Prof. Barbara Sahakian
Cognitive training is an important and powerful technique that is an effective and safe method for boosting cognition (i.e. the mental actions needed for processing information) across a range of psychiatric and neurological disorders, including forms of brain injury. These techniques use computers to ‘train’ participants to respond to mental exercises that can enhance different aspects of cognition, such as attention and memory. Gamified cognitive training is known for being highly motivational and thus has the potential to offer an innovative method for promoting cognitive recovery , particularly in patient groups in which medications are not effective or licenced for the treatment of cognitive dysfunction. Individuals with brain injury are good candidates for cognitive training as they typically experience loss or damage to several cognitive functions following injury. These deficits can lead to several problems for patients, such as difficulties reintegrating back into the community or returning to work, as well as leading to reduced ability to live independently and other longer-term disabilities.

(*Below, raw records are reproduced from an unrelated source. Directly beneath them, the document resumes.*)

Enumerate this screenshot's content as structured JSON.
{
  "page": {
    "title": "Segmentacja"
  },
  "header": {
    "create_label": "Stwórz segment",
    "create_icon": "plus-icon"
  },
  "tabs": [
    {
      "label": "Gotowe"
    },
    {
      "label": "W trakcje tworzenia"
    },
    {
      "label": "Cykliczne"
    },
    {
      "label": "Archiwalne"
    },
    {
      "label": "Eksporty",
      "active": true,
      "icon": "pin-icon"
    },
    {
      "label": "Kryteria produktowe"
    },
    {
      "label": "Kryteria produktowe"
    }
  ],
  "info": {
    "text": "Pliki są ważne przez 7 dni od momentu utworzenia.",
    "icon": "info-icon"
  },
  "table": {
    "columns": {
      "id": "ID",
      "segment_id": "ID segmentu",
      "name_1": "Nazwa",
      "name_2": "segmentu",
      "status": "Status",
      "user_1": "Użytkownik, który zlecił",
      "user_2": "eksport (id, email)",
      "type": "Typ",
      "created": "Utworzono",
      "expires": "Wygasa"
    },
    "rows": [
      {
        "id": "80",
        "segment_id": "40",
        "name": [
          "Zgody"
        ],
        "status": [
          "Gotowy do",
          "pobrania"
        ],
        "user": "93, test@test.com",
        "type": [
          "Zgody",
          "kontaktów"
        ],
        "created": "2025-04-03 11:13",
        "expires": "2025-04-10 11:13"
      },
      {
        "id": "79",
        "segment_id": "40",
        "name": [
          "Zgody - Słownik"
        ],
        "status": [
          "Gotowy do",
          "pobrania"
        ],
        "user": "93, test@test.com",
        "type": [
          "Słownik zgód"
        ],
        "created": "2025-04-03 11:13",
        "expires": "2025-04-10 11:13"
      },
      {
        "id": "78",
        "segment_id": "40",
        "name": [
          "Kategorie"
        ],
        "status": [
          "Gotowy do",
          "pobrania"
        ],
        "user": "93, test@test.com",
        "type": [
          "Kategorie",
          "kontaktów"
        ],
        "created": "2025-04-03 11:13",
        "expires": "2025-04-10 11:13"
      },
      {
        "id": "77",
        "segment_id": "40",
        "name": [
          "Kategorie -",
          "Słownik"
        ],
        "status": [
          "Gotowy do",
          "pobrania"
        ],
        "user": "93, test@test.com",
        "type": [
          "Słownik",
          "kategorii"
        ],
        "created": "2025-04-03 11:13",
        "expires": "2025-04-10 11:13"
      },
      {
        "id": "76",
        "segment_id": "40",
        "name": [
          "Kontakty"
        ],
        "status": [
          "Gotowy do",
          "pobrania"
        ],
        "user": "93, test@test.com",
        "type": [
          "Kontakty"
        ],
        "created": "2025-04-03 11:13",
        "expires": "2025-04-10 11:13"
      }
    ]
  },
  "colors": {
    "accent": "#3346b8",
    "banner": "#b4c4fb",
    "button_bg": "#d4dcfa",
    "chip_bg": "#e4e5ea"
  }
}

We previously developed a NIHR Brain Injury Healthcare Technology Co-operativefunded, iPad-based attention/concentration game in collaboration with patients with brain injury. This game was refined until it was rated as enjoyable, motivational and easy to use. We now plan to use this game to train visual sustained attention (i.e. the ability to maintain attention/concentration over longer periods of time) and response inhibition (i.e. the ability to withhold an inappropriate response) in patients with brain injury. It is anticipated that up to eight hours of cognitive training (playing our game) will improve patient’s attention/concentration and response inhibition and provide additional benefits to their symptomology, mood, health and overall wellbeing in comparison with patients who do not play the game.